WHAT YOU NEED TO DO — Reproduce every line of the material below, but drop the pictures.

┌────────

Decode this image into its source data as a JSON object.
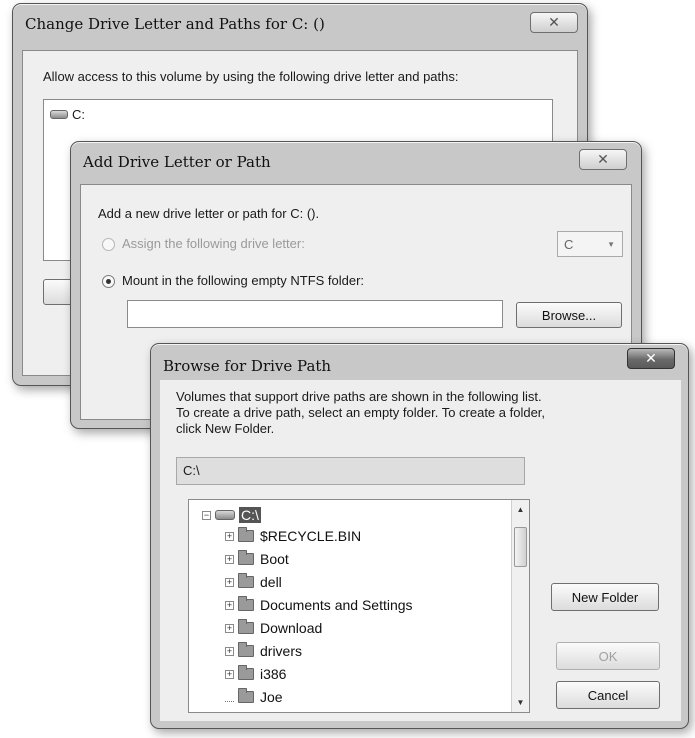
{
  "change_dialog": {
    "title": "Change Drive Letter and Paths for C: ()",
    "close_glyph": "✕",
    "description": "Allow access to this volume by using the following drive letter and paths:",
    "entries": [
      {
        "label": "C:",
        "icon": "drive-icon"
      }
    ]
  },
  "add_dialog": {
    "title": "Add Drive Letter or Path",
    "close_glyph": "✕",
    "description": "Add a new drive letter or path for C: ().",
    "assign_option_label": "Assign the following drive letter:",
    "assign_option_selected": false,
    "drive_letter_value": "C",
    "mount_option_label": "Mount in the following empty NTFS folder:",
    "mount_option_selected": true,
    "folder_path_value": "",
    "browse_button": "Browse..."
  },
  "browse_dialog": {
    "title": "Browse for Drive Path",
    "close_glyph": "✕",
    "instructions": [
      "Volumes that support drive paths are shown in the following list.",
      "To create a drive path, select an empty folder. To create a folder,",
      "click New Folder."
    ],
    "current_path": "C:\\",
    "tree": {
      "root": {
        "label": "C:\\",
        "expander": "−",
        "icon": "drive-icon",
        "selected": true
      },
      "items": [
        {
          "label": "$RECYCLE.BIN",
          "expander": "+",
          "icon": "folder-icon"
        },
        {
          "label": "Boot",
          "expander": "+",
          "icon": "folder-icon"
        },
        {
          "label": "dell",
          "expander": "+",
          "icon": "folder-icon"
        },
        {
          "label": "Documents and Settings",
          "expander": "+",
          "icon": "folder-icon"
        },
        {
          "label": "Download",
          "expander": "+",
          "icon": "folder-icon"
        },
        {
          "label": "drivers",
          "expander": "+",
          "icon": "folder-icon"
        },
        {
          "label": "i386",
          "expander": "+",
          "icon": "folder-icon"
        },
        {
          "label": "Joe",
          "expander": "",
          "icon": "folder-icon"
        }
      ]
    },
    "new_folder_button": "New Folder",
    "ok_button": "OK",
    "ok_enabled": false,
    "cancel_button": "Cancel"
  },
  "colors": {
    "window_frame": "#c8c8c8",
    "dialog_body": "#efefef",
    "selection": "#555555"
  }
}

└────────

ANSWER FOR THIS EXERCISE —
Decode this image into its source data as a JSON object.
{
  "change_dialog": {
    "title": "Change Drive Letter and Paths for C: ()",
    "close_glyph": "✕",
    "description": "Allow access to this volume by using the following drive letter and paths:",
    "entries": [
      {
        "label": "C:",
        "icon": "drive-icon"
      }
    ]
  },
  "add_dialog": {
    "title": "Add Drive Letter or Path",
    "close_glyph": "✕",
    "description": "Add a new drive letter or path for C: ().",
    "assign_option_label": "Assign the following drive letter:",
    "assign_option_selected": false,
    "drive_letter_value": "C",
    "mount_option_label": "Mount in the following empty NTFS folder:",
    "mount_option_selected": true,
    "folder_path_value": "",
    "browse_button": "Browse..."
  },
  "browse_dialog": {
    "title": "Browse for Drive Path",
    "close_glyph": "✕",
    "instructions": [
      "Volumes that support drive paths are shown in the following list.",
      "To create a drive path, select an empty folder. To create a folder,",
      "click New Folder."
    ],
    "current_path": "C:\\",
    "tree": {
      "root": {
        "label": "C:\\",
        "expander": "−",
        "icon": "drive-icon",
        "selected": true
      },
      "items": [
        {
          "label": "$RECYCLE.BIN",
          "expander": "+",
          "icon": "folder-icon"
        },
        {
          "label": "Boot",
          "expander": "+",
          "icon": "folder-icon"
        },
        {
          "label": "dell",
          "expander": "+",
          "icon": "folder-icon"
        },
        {
          "label": "Documents and Settings",
          "expander": "+",
          "icon": "folder-icon"
        },
        {
          "label": "Download",
          "expander": "+",
          "icon": "folder-icon"
        },
        {
          "label": "drivers",
          "expander": "+",
          "icon": "folder-icon"
        },
        {
          "label": "i386",
          "expander": "+",
          "icon": "folder-icon"
        },
        {
          "label": "Joe",
          "expander": "",
          "icon": "folder-icon"
        }
      ]
    },
    "new_folder_button": "New Folder",
    "ok_button": "OK",
    "ok_enabled": false,
    "cancel_button": "Cancel"
  },
  "colors": {
    "window_frame": "#c8c8c8",
    "dialog_body": "#efefef",
    "selection": "#555555"
  }
}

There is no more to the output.